Star player: Kalyn Ponga
This might seem obvious but the expectation for Ponga to produce on a consistent level is at an all-time high in 2022. While the Knights have now plugged in Adam Clune as the replacement for Mitchell Pearce in the halves, standing him alongside fellow half Jake Clifford, Ponga is still set to receive plenty of opportunities to create.
In just 15 games for the Knights in 2021, Ponga led the team in tackle breaks and ranked top five in offloads and line breaks.
Rising star: Phoenix Crossland
Crossland has slowly built up his resume with the Knights since making his first-grade debut with the club in 2019. Only featuring in nine games last year, the young half has apparently impressed coach Adam O’Brien immensely pre-season, with Crossland now tipped to play a utility role, replacing Connor Watson.
Crossland’s ability to play multiple attacking positions while also commanding the ruck with his playmaking will make him an invaluable asset for a team that boasts a pair of unproven halves.
Most under pressure: Jake Clifford
Jake Clifford, who’s only 24 years old, is set to experience expectation and pressure like never before, with the Knights essentially handing the keys over to him to run the ship after the departure of Mitchell Pearce.
Clifford was integral for the Knights in 2021, joining the team midway through the year after beginning the season with the Cowboys. He’s made significant strides in recent years, particularly in his kicking game and defence, but will need a big 2022.
Five matches to watch
Match 1: Round 1, vs Roosters, at Sydney Cricket Ground (Sat, Mar 12, 3:00pm)
Match 2: Round 12, vs Warriors, at Moreton Daily Stadium (Sat, May 28, 3:00pm)
Match 3: Round 17, vs Rabbitohs, at McDonald Jones Stadium (Fri, Jul 8, 7:55pm)
Match 4: Round 19, vs Roosters, at McDonald Jones Stadium (Fri, Jul 22, 7:55pm)
Match 5: Round 25, vs Sharks, at McDonald Jones Stadium (Sun, Sep 4, 2:00pm)
Coach Adam O’Brien will attempt to rally his troops again for a season where they defy the odds, as many are tipping the Knights to take a step back after the departure of too many critical playmakers.
Mitchell Pearce’s tenure was often defined by the club’s eternal development, where they would get a few good young players, but never enough to get them over the edge.

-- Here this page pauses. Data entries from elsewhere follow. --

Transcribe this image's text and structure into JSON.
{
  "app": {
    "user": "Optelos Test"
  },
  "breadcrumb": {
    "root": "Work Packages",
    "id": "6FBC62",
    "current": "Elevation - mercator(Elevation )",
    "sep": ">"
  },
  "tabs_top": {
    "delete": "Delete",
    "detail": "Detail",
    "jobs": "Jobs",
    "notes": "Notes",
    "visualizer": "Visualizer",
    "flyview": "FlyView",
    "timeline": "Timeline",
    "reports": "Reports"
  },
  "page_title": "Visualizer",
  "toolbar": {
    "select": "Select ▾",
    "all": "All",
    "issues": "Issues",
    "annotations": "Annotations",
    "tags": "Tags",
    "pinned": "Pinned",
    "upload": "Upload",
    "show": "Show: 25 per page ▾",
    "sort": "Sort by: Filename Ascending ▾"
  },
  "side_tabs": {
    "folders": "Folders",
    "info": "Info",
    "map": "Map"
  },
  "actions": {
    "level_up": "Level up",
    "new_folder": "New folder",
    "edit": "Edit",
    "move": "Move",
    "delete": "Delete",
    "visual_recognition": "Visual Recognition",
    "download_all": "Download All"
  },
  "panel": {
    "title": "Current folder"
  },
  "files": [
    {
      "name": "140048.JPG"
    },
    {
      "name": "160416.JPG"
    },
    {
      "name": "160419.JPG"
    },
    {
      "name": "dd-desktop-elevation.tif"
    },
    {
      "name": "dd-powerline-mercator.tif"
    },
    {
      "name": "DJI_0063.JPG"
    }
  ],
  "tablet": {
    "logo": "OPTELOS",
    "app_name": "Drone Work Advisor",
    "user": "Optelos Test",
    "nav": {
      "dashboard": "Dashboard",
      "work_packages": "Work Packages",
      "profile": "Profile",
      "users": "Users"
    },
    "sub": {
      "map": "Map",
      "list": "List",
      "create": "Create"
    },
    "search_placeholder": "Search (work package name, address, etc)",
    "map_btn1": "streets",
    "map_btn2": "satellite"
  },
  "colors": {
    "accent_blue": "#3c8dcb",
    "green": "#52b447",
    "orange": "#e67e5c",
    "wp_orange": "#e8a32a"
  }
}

Expect the Knights to be competitive, but the lack of experience in the halves and injury to Jayden Brailey doesn’t give confidence that they will improve on last season.
The Knights will finish outside the finals, and are a chance of slipping into the bottom four.